In an email to supporters this afternoon, Hart singles out Ward 7 Councilmember Yvette Alexander, who endorsed White yesterday. Hart campaign manager Samantha Hicks tells LL that Hart tried to set up a meeting to seek Alexander’s endorsement, but never got a chance to make his case.

“That endorsement was made without meeting with each candidate in the field, before any public forums or debates involving candidates had occurred, and before the true campaign season had even started,” Hart writes in his email.

LL’s not sure how Hart, an Adams Morgan Advisory Neighborhood Commissioner, could have won over Alexander with just a meeting. Nevertheless, his email implies that endorsements for White from Alexander and Ward 5’s Kenyan McDuffie amounted to “back-door dealings and picking favorites.”

Hart even includes a portion on how he would endorse candidates if he were on the Council:

If elected to the DC Council, I will advocate for honesty and transparency, and I will engage in a fair and open process if I choose to endorse a candidate in an election: I will do my best to hear the candidates speak at a forum or debate, to understand their positions and weigh their convictions, and to accept a meeting with any candidate who requests it.

Hart ends with a jab at White’s expansive proposal to ban all campaign contributions from both corporations and individuals.

“There has been talk recently by at least one other candidate of clean elections in future, hypothetical elections,” Hart writes. “Let’s start with a clean election in this election.”

LL doubts it’ll be much comfort to Hart, but there’s good evidence that Council endorsements don’t matter in the District.

Consider the fate of 2011 at-large candidate Sekou Biddle, who scored endorsements from Alexander and six other councilmembers. Despite getting the thumbs-up from the Council and another endorsement from Vince Gray, though, Biddle came in only third in his special election.

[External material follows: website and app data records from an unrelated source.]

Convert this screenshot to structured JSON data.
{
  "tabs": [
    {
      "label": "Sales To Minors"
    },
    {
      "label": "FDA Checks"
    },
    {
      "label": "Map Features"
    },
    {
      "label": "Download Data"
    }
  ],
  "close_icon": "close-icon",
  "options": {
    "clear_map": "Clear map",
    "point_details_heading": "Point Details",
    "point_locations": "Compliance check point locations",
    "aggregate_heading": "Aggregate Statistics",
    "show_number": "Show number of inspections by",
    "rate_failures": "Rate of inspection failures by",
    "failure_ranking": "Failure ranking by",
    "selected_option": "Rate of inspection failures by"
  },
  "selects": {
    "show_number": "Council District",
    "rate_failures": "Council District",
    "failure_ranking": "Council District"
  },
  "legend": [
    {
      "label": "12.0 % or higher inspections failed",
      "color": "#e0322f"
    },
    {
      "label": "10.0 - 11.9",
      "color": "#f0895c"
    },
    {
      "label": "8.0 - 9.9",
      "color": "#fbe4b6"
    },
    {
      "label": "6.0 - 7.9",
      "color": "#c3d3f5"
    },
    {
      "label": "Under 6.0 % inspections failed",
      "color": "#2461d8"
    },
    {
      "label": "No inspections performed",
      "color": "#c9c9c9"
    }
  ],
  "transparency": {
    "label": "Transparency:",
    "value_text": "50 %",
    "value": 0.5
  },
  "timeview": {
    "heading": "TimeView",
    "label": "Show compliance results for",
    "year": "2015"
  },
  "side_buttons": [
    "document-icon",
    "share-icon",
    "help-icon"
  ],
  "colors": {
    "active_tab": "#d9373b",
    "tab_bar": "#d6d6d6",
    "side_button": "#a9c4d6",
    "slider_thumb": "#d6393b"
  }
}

Hart’s email:

I write this statement with substantial concern for the current honesty and integrity of the At-Large election for DC City Council.

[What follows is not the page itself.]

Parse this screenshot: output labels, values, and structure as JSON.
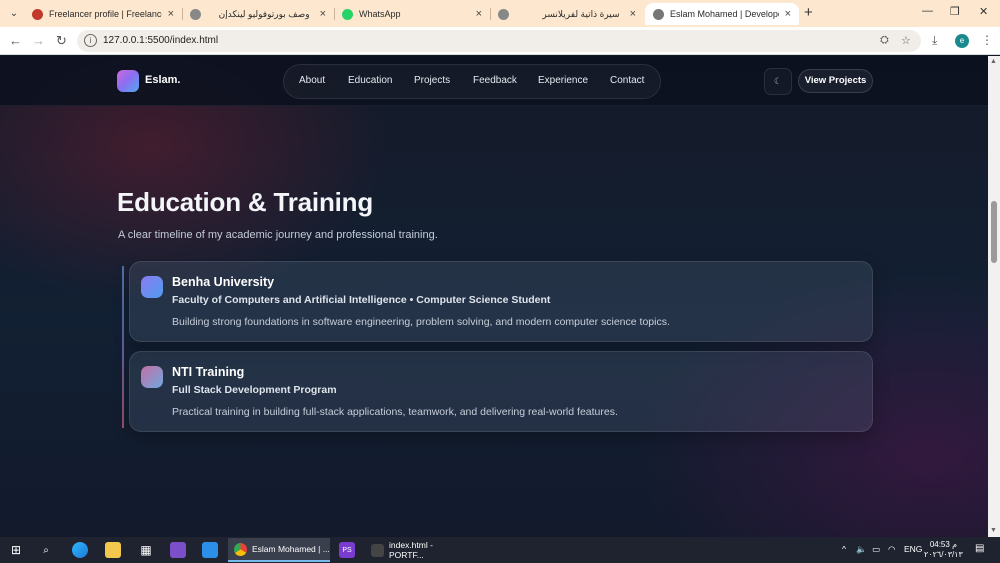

Yesterday, a second councilmember endorsed a candidate in the At-large race. That endorsement was made without meeting with each candidate in the field, before any public forums or debates involving candidates had occurred, and before the true campaign season had even started.

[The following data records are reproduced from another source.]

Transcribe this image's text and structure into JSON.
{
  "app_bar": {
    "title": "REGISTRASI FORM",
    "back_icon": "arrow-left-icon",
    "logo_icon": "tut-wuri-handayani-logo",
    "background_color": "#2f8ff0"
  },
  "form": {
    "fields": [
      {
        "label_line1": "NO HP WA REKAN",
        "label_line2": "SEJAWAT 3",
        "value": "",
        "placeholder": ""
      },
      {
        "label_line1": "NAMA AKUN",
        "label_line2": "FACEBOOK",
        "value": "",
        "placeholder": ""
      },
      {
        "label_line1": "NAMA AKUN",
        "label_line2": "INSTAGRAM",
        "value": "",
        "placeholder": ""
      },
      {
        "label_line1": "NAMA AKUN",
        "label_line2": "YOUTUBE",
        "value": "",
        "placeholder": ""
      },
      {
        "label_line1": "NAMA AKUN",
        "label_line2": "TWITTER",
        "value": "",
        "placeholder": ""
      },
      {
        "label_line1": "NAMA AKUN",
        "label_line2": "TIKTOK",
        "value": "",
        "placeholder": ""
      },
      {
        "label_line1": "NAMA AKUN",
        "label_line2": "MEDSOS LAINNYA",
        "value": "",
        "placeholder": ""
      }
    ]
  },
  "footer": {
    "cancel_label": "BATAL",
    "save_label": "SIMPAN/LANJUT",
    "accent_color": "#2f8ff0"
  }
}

A number of organizations, to their credit, endorse candidates through a transparent process of questionnaires and interviews. This is an important process that at least allows them to hear from the various candidates and make an informed decision. Shouldn’t we expect our public officials, with arguably more sway, to engage in a similar process?

Otherwise, we are left with the old politics as usual, with back-door dealings and picking favorites, not the new government of transparency and fairness that we seek. Most agree that, instead, we should strive to elect public officials based on the merits of their ideas, the strength of their records, and the power of their convictions. If elected to the DC Council, I will advocate for honesty and transparency, and I will engage in a fair and open process if I choose to endorse a candidate in an election: I will do my best to hear the candidates speak at a forum or debate, to understand their positions and weigh their convictions, and to accept a meeting with any candidate who requests it. I will take this same honest and diligent approach to legislation and other matters before the Council.

These issues ring especially true in our nation’s capital, where citizens have fought for many years to be treated fairly and transparently by Congress and enjoy greater self-governance and local autonomy, and to this day, fight for their voices to be heard in the halls of Congress.

The public should have a real choice in this election, with debates, forums and public discourse. Voters will then have an opportunity to evaluate for themselves which candidate they think would best represent their interests and serve the public good. There has been talk recently by at least one other candidate of clean elections in future, hypothetical elections. Let’s start with a clean election in this election.

Sincerely,

Brian Hart

Photo courtesy Brian Hart